One of the leading tech countries in the world, Japan, responds to South Korea’s ruling on war-time forced labor.
Japan will apply stricter measures on exporting high-tech materials used in smartphone devices to South Korea. This is according to the industry ministry last Monday, reported by Reuters.
The tightened export controls will be effective starting July 4. The implementation is expected to slow ongoing exports for months which will affect South Korean tech companies. Notable tech giants include Samsung Electronics, LG Electronics, and SK Hynix.
The measure is a move against Seoul’s lack of action to address issues related to an October top court ruling. The ruling ordered Nippon Steel corporation to compensate for the forced labor during World War II.
A report by Reuters says that a South Korean trade official has responded to Japan’s move. The official said: “South Korea has failed to show any measures on the forced labor issue … and damaged mutual trust.”
The statement was made during a briefing at the Ministry of Economy, Trade and Industry.
“As trust has been lost, we cannot have a dialogue and are unable to ensure that proper export controls are being taken,” the official reportedly said.
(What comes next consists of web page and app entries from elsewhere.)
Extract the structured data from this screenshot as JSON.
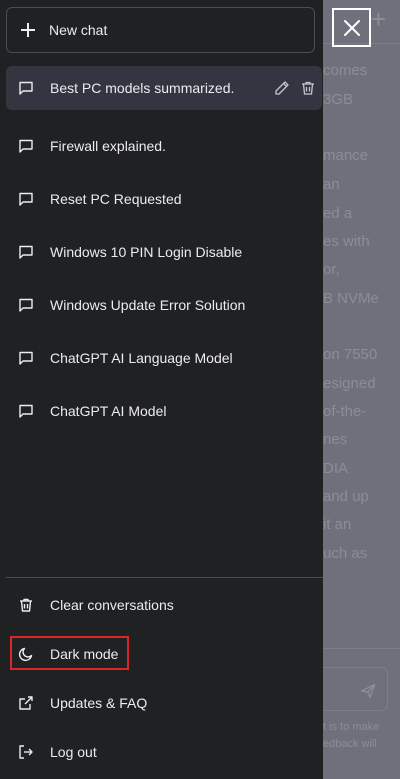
{
  "background_chat": {
    "lines": [
      "comes",
      "3GB",
      "mance",
      "an",
      "ed a",
      "es with",
      "or,",
      "B NVMe",
      "on 7550",
      "esigned",
      "of-the-",
      "nes",
      "DIA",
      "and up",
      "it an",
      "uch as"
    ],
    "footer_lines": [
      "t is to make",
      "edback will"
    ]
  },
  "sidebar": {
    "new_chat_label": "New chat",
    "history": [
      {
        "label": "Best PC models summarized.",
        "active": true
      },
      {
        "label": "Firewall explained.",
        "active": false
      },
      {
        "label": "Reset PC Requested",
        "active": false
      },
      {
        "label": "Windows 10 PIN Login Disable",
        "active": false
      },
      {
        "label": "Windows Update Error Solution",
        "active": false
      },
      {
        "label": "ChatGPT AI Language Model",
        "active": false
      },
      {
        "label": "ChatGPT AI Model",
        "active": false
      }
    ],
    "menu": [
      {
        "label": "Clear conversations",
        "icon": "trash-icon"
      },
      {
        "label": "Dark mode",
        "icon": "moon-icon",
        "highlighted": true
      },
      {
        "label": "Updates & FAQ",
        "icon": "external-link-icon"
      },
      {
        "label": "Log out",
        "icon": "log-out-icon"
      }
    ]
  },
  "colors": {
    "sidebar_bg": "#202123",
    "active_item_bg": "#343541",
    "text": "#ececf1",
    "highlight": "#d9262c",
    "overlay": "#6e707b"
  }
}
Japan maintains that issues of forced labor was put to rest when it restored diplomatic ties with South Korea back in 1965. The country has denounced the ruling is urging South Korea to launch an arbitration panel.
Materials which will be restricted from export are fluorinated polyimide, reist, and high-purity hydrogen fluoride (HF). These materials are used in smartphone displays and semiconductors.
Christian is a morning reporter and technology columnist for Best in Australia. Christian has worked in the media since 2000, in a range of locations. He joined Best in Australia in 2018, and began working in Melbourne in 2019.